“Regardless of the conversation that I have with a student, [it]’s confidential. So students can raise concerns with me, and I don’t feel at that point that I’m authorized to talk about that,” Eisgruber said.
When pressed, he pointed to the Armenian Society as a group that had recently brought to his attention the violence in the region, convincing him to move a pre-existing commitment to attend a vigil organized by students. He also discussed Briana Christophers ’17, who advocated for Latine students and co-founded Project Welcome Mat, an online resource for first generation Princeton students.
“One of the points that she made at the time was about the iconography and the visuals that we had around the campus and about enabling students to see themselves represented in the campus around them, and it’s now become something that we’re doing a lot [of,] with additions to the University portrait collection, for example,” Eisgruber said.
Eisgruber specifically focused on Christophers’ ability to run a persuasive meeting to convince administrators. “I thought part of what was really effective about the meeting was that it was both well organized, simple, and warm in the way that it was conducted,” he said.
Later in the interview, Eisgruber returned to the question unprompted, “The Black Justice League [BJL], you know, also produced very significant changes on this campus, and our interactions were very confrontational at times.”

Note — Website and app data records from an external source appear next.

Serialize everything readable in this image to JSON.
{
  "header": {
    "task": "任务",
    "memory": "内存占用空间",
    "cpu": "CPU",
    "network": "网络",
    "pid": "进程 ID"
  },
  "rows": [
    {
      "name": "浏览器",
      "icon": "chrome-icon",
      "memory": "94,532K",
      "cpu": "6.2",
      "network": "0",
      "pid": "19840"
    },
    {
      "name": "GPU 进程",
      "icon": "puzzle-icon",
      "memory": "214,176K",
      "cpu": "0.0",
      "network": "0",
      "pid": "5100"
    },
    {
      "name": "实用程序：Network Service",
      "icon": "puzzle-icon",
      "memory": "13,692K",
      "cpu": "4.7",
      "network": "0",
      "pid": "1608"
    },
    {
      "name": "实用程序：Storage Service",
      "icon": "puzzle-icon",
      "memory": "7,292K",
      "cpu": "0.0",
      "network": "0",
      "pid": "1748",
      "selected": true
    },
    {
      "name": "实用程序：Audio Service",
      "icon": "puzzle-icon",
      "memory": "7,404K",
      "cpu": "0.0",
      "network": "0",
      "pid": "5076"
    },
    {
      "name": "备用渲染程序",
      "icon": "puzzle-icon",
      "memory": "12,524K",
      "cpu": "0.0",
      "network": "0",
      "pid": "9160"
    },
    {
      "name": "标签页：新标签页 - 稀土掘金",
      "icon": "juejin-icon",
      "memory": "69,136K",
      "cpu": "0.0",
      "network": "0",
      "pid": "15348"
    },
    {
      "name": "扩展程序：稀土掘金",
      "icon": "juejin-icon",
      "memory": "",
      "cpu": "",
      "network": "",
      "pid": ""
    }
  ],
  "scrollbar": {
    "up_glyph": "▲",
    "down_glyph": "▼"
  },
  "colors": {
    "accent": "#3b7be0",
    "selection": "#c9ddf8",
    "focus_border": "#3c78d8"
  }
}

Eisgruber was harkening back to one of the defining moments of his presidency, but he also highlighted the private conversations that he had with the members.
“I had dinner with a set of the students in the group. One member of the group went on to become a young alumni trustee. We also had some much tenser interactions, including across this table, when my office was occupied, and there is no doubt they changed my mind on a whole number of things,” he remembered.
Eisgruber mentioned that he felt criticism from activists was somewhat unfair. “I think there’s sometimes, in our view, the idea that if somebody doesn’t get the outcome that they want out of conversation that they say, ‘Well, I didn’t feel like that was the right interaction that I wanted to have.’ But we’re gonna have disagreements.”
Though the group constituted some of Eisgruber’s fiercest critics, many of the BJL’s recommendations have incrementally been adopted by the University. But Eisgruber’s reluctance to engage with activist groups publicly may contribute to the sense that he thinks of student groups more as sources of information rather than stakeholders to be contended with and convinced.
At the end of our conversation, Eisgruber remarked on the challenge of attaining community input at an institution where the stakeholders cycle out every four years.
“The fact that you’re here today, and some building’s going to get finished after you graduate, doesn’t mean that your views about that should be the deciding views about what happens. We’ve got a responsibility to decide for the long term and for much of what we do for the very long term,” he said.
The future of Princeton seems to weigh heavily on Eisgruber’s mind. At the outset of his tenure, a reporter for the ‘Prince’ characterized Eisgruber as a man unconcerned with cultivating his public image: “What’s important, [Eisgruber] says, is not his past but the University’s future.”
Eisgruber clearly also thinks that student input has a part to play in building the future that he wants. He emphasized that there are institutions in place for students to discuss what Princeton should be, including meetings of the Council of the Princeton University Community.
Is there value to student interaction beyond the input they give on questions of University policy? Is one of the responsibilities of a University president to inspire and convince rather than only consult?
If Eisgruber thought about these questions, he didn’t bring it up. He was focused on the next 20 years of Princeton’s growth and the best way for student input to facilitate it.
“We’re gonna listen to lots of input coming from lots of different directions gathered in lots of ways, and not just through conversations with me,” he said, “That’d be a very inefficient way to be able to get that information.”
Sandeep Mangat is a head News editor at the ‘Prince.’
Please send corrections to corrections[at]dailyprincetonian.com.